ASSIGNED TASK: Please count every line of the following material that holds "Copy" and give the total alone.
-------- RECORDED INFORMATION
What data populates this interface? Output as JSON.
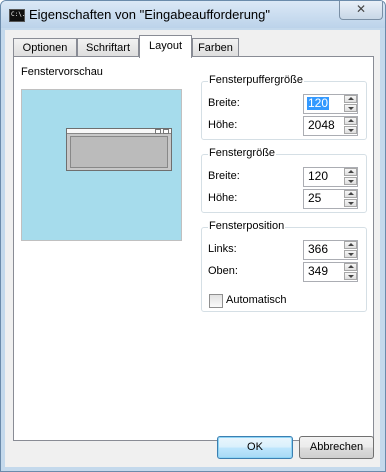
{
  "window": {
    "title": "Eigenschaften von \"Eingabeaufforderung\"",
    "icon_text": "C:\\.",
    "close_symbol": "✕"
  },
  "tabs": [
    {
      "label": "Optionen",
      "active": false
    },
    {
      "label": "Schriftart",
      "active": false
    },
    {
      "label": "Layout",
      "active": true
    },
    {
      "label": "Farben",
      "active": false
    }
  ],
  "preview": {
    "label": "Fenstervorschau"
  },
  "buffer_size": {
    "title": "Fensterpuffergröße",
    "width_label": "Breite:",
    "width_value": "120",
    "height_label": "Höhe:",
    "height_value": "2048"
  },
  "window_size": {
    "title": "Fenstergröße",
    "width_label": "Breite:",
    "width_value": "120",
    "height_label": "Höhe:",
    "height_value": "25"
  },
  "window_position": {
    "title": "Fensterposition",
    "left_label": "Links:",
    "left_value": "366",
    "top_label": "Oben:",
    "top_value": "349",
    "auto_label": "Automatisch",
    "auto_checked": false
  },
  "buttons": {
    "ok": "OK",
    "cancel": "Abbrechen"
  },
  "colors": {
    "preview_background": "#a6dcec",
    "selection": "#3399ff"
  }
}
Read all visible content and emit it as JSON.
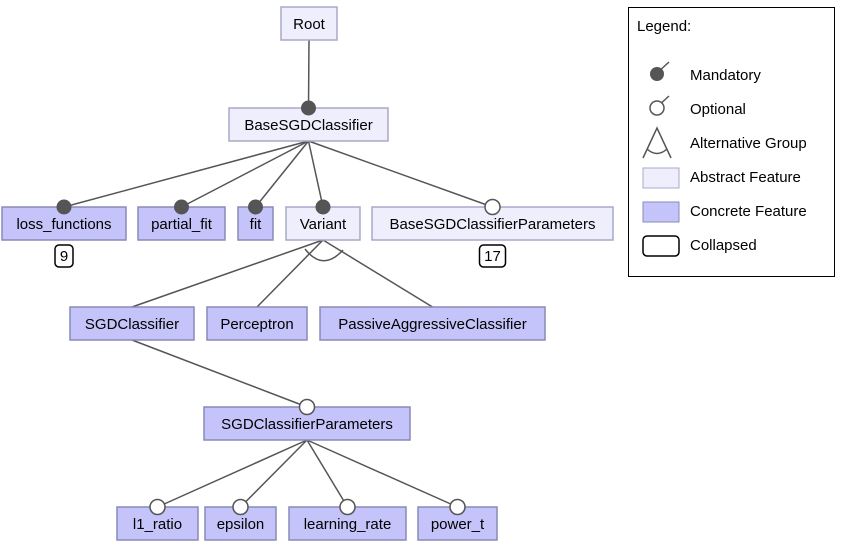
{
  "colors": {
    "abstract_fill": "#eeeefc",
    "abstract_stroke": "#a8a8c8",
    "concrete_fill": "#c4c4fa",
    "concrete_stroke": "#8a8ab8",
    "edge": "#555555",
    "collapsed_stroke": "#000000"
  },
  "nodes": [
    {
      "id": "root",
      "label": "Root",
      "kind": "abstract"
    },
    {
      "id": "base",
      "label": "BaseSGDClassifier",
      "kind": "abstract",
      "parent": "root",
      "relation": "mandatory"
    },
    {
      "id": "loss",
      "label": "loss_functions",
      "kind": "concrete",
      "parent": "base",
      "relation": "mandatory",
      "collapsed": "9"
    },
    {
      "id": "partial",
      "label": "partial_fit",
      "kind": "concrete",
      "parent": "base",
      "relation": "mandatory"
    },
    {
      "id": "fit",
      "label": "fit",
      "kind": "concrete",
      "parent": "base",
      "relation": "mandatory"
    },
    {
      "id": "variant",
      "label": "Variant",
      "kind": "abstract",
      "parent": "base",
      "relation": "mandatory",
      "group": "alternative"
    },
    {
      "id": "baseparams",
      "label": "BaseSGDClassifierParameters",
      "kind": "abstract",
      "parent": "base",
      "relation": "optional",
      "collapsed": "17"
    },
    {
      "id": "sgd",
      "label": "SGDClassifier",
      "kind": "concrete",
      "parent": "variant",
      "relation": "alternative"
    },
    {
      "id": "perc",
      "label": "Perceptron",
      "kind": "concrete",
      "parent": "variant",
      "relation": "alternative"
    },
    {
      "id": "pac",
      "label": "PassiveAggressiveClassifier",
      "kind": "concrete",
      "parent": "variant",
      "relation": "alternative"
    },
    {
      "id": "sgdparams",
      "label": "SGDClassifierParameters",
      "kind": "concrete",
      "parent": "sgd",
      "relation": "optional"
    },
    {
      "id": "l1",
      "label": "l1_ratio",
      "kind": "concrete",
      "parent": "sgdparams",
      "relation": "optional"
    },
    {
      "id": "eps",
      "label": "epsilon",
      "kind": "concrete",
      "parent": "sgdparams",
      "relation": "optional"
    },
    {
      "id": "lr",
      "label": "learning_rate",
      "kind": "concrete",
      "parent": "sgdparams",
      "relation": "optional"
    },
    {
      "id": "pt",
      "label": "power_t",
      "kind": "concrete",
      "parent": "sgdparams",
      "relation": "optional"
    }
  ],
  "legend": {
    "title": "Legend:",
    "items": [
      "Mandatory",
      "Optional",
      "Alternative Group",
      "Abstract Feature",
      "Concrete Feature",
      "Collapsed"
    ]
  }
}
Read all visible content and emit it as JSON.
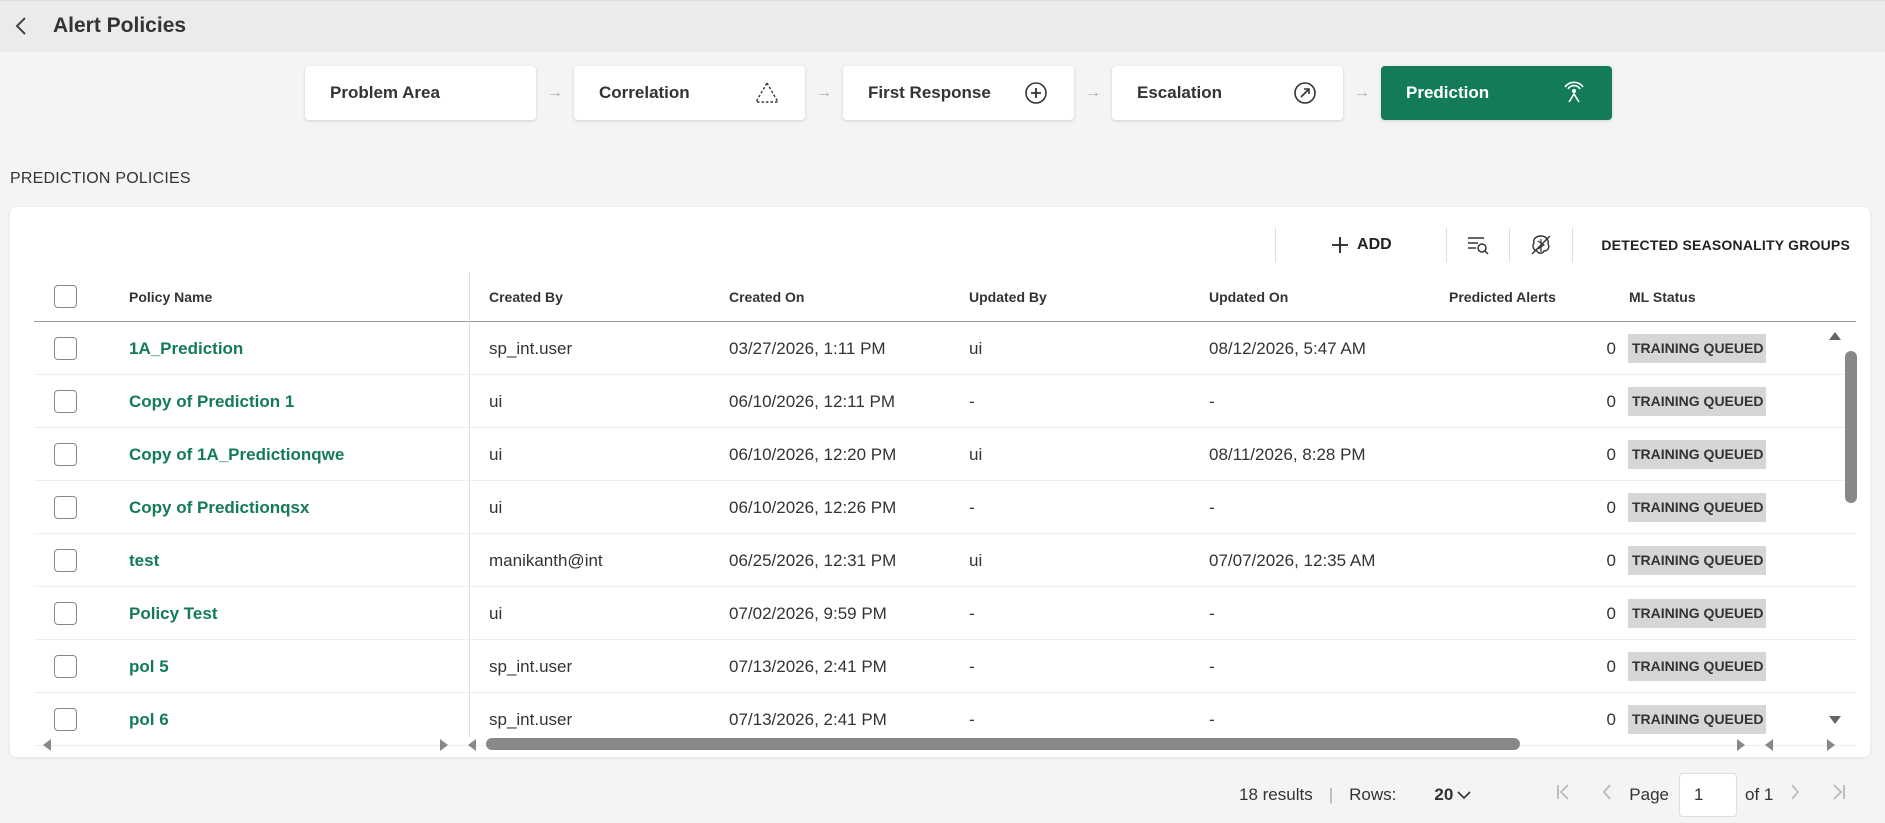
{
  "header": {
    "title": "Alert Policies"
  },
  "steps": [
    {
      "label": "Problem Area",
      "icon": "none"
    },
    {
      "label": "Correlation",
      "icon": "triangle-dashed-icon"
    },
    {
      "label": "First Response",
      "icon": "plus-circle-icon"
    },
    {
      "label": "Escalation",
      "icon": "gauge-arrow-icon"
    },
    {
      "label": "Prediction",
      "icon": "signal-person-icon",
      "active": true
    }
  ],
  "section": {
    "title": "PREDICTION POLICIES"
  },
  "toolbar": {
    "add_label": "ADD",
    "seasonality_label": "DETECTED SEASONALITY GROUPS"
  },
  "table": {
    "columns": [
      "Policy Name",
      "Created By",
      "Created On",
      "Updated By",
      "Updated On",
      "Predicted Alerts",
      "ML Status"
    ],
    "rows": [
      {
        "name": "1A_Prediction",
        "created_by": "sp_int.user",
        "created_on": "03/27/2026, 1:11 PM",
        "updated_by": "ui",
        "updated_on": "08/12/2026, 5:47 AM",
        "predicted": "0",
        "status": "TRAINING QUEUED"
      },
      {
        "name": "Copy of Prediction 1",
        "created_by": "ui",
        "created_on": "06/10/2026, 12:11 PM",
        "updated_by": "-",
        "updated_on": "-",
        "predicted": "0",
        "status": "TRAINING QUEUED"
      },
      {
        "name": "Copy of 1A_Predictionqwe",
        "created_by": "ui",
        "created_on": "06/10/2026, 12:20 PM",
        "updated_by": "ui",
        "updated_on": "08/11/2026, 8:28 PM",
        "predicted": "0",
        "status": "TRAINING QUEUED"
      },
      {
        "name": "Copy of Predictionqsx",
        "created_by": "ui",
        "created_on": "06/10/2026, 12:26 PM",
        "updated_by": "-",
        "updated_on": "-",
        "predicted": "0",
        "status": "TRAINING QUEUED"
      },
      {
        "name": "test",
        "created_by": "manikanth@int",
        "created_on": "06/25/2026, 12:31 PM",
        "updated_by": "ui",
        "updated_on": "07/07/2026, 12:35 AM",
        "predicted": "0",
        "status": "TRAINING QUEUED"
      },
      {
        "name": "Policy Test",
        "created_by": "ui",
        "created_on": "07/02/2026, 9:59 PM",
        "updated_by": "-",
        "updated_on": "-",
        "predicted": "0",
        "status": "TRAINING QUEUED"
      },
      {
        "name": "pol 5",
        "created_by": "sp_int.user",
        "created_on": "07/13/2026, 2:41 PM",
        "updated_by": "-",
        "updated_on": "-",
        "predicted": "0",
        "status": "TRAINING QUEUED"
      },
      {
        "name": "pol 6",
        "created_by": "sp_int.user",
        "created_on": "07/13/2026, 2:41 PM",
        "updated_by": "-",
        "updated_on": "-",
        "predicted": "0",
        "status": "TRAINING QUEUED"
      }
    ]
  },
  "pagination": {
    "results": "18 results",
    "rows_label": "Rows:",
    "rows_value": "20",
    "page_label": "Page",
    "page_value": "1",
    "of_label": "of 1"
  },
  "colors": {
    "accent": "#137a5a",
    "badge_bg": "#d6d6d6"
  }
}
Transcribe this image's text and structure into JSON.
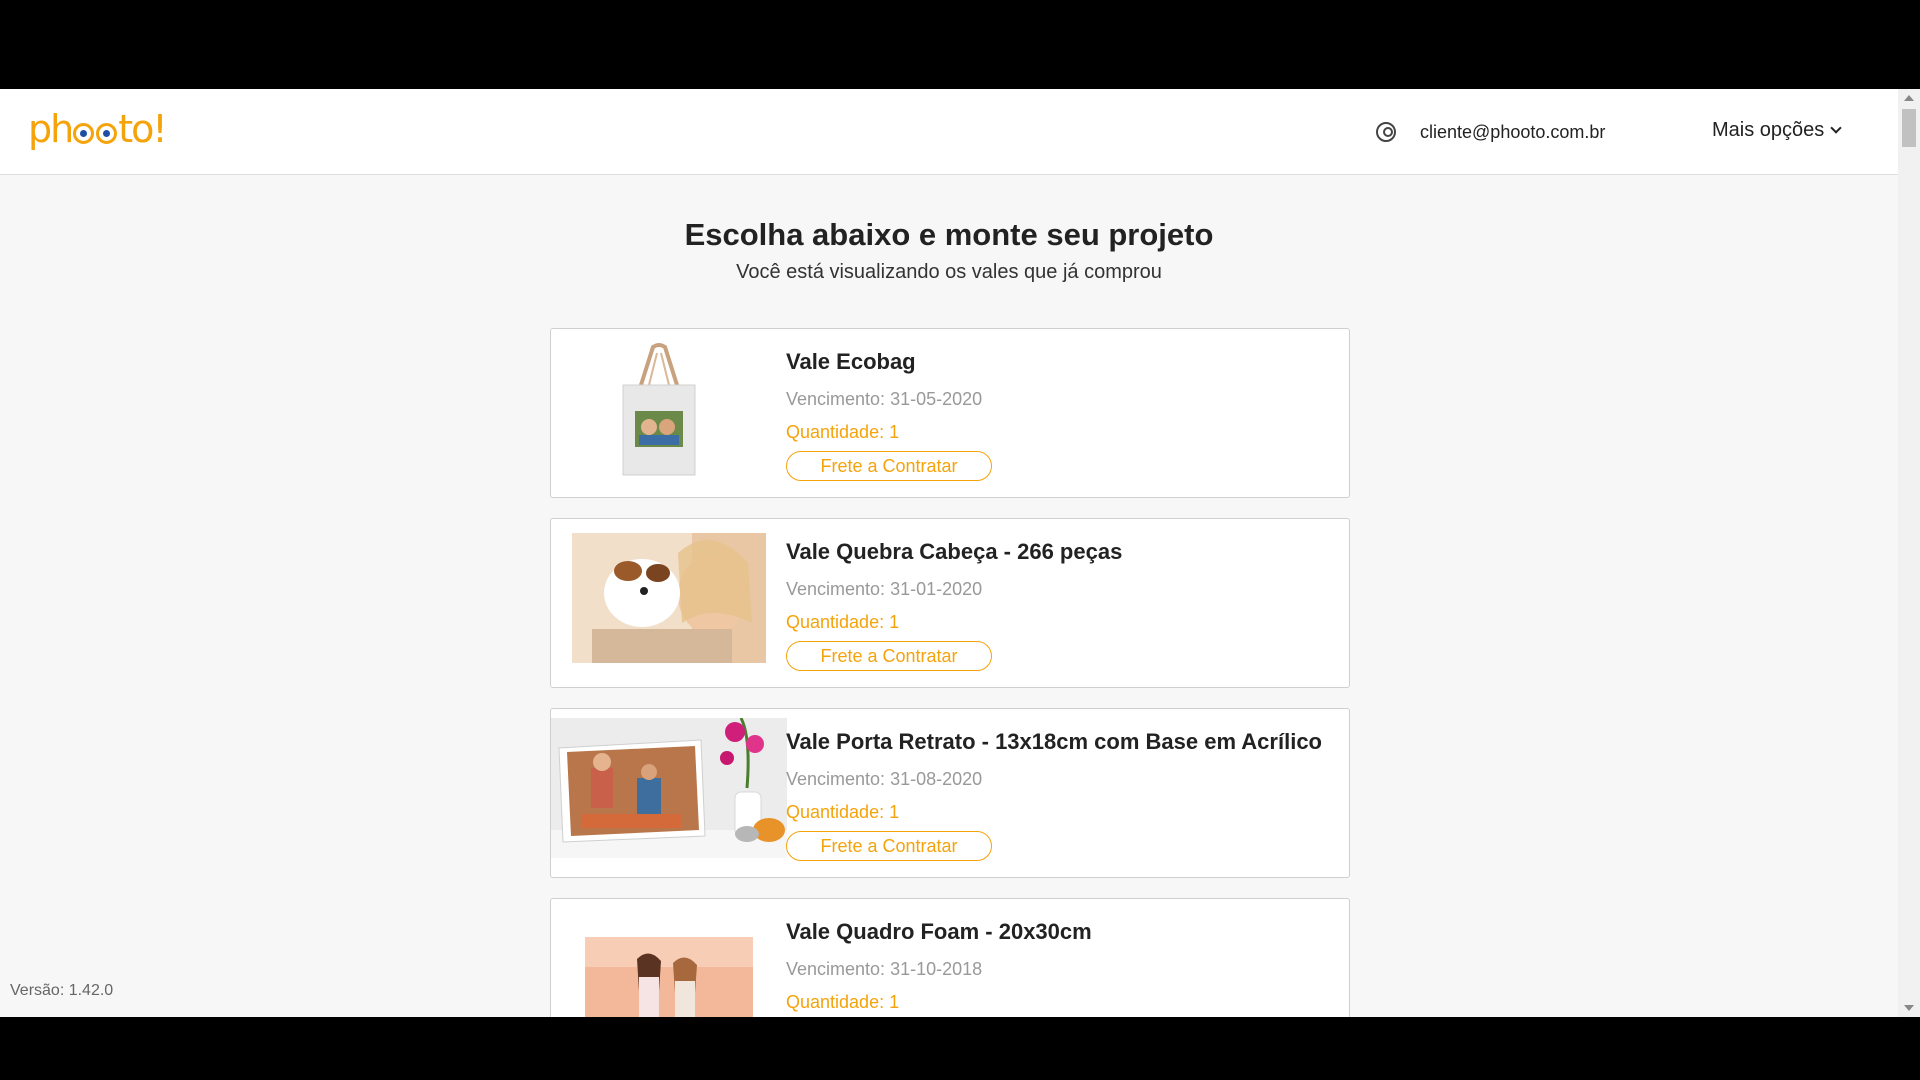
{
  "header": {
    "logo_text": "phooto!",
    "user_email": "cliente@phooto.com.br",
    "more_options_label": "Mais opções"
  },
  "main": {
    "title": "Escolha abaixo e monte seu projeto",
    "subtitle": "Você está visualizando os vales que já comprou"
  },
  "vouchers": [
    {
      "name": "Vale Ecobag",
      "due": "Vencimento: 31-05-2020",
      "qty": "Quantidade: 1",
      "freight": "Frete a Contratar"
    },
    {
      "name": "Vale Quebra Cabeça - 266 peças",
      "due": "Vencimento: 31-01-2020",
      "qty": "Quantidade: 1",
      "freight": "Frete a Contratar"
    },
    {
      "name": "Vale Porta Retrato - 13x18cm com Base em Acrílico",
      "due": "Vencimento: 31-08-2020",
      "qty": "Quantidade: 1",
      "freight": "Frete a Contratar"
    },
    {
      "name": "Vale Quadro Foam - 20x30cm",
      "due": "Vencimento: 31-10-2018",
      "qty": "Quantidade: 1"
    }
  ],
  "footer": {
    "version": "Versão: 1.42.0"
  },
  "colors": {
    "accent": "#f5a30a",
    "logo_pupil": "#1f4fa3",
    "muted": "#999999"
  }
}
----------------
FINISHED TASK: 3